Problem requirements ▸ Please give an exact printout of the records, without any pictures.

Dataset records ▸
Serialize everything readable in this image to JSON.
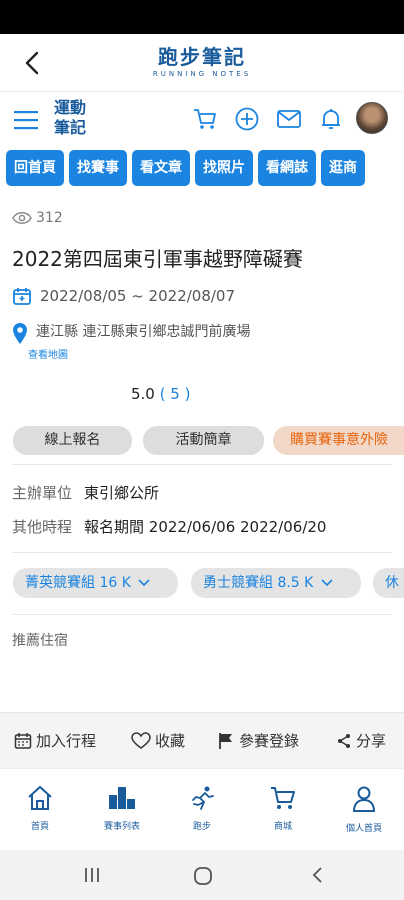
{
  "header": {
    "brand_zh": "跑步筆記",
    "brand_en": "RUNNING NOTES"
  },
  "nav": {
    "logo": "運動筆記"
  },
  "tabs": [
    "回首頁",
    "找賽事",
    "看文章",
    "找照片",
    "看網誌",
    "逛商"
  ],
  "event": {
    "views": "312",
    "title": "2022第四屆東引軍事越野障礙賽",
    "dates": "2022/08/05 ~ 2022/08/07",
    "location": "連江縣 連江縣東引鄉忠誠門前廣場",
    "map_link": "查看地圖",
    "rating": "5.0",
    "rating_count": "( 5 )"
  },
  "buttons": {
    "register": "線上報名",
    "brochure": "活動簡章",
    "insurance": "購買賽事意外險"
  },
  "info": {
    "organizer_label": "主辦單位",
    "organizer_value": "東引鄉公所",
    "schedule_label": "其他時程",
    "schedule_value": "報名期間 2022/06/06 2022/06/20"
  },
  "groups": [
    "菁英競賽組 16 K",
    "勇士競賽組 8.5 K",
    "休"
  ],
  "recommend_label": "推薦住宿",
  "actions": {
    "add_schedule": "加入行程",
    "favorite": "收藏",
    "participate": "參賽登錄",
    "share": "分享"
  },
  "bottom_nav": [
    "首頁",
    "賽事列表",
    "跑步",
    "商城",
    "個人首頁"
  ],
  "colors": {
    "primary": "#1a84e0",
    "brand": "#1a5b9c",
    "accent_orange": "#e8640c"
  }
}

Your solution ▸
Serialize everything readable in this image to JSON.
{
  "header": {
    "brand_zh": "跑步筆記",
    "brand_en": "RUNNING NOTES"
  },
  "nav": {
    "logo": "運動筆記"
  },
  "tabs": [
    "回首頁",
    "找賽事",
    "看文章",
    "找照片",
    "看網誌",
    "逛商"
  ],
  "event": {
    "views": "312",
    "title": "2022第四屆東引軍事越野障礙賽",
    "dates": "2022/08/05 ~ 2022/08/07",
    "location": "連江縣 連江縣東引鄉忠誠門前廣場",
    "map_link": "查看地圖",
    "rating": "5.0",
    "rating_count": "( 5 )"
  },
  "buttons": {
    "register": "線上報名",
    "brochure": "活動簡章",
    "insurance": "購買賽事意外險"
  },
  "info": {
    "organizer_label": "主辦單位",
    "organizer_value": "東引鄉公所",
    "schedule_label": "其他時程",
    "schedule_value": "報名期間 2022/06/06 2022/06/20"
  },
  "groups": [
    "菁英競賽組 16 K",
    "勇士競賽組 8.5 K",
    "休"
  ],
  "recommend_label": "推薦住宿",
  "actions": {
    "add_schedule": "加入行程",
    "favorite": "收藏",
    "participate": "參賽登錄",
    "share": "分享"
  },
  "bottom_nav": [
    "首頁",
    "賽事列表",
    "跑步",
    "商城",
    "個人首頁"
  ],
  "colors": {
    "primary": "#1a84e0",
    "brand": "#1a5b9c",
    "accent_orange": "#e8640c"
  }
}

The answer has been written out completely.